| TASK PROMPT |
Here is a block of records. Copy every line in it that includes "right".

Data entries:
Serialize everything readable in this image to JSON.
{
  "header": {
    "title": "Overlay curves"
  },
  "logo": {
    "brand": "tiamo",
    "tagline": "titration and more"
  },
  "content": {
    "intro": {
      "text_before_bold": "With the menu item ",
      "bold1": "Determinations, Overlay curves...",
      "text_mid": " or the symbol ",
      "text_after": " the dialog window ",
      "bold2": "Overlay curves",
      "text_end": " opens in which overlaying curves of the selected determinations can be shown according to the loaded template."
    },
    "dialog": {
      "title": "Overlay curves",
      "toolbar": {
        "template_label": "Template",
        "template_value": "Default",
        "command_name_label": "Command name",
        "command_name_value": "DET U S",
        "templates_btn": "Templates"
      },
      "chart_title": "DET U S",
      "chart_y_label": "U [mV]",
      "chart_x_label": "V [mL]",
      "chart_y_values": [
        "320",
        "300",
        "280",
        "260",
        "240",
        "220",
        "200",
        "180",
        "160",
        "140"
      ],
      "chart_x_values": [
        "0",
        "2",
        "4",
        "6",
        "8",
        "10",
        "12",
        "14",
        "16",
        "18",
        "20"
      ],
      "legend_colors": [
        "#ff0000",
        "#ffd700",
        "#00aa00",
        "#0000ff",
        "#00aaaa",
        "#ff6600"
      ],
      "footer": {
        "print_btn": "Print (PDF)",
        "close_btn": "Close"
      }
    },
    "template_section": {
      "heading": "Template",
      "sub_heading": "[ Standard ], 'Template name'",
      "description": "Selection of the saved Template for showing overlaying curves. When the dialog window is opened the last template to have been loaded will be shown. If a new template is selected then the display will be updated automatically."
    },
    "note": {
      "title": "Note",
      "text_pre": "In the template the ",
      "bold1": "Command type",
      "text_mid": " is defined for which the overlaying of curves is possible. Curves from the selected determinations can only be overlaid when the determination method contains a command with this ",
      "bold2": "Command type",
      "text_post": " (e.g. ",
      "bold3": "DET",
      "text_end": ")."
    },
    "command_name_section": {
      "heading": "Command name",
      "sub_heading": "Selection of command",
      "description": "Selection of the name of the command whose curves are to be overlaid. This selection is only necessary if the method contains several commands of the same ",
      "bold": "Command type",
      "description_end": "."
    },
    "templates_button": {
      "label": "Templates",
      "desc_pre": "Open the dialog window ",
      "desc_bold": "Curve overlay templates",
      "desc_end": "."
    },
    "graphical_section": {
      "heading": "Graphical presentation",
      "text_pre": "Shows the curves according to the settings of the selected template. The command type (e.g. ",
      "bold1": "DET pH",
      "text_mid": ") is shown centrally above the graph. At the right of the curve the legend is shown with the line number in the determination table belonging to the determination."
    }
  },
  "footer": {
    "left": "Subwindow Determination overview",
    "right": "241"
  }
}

| TASK RESPONSE |
      "text_mid": ") is shown centrally above the graph. At the right of the curve the legend is shown with the line number in the determination table belonging to the determination."
    "right": "241"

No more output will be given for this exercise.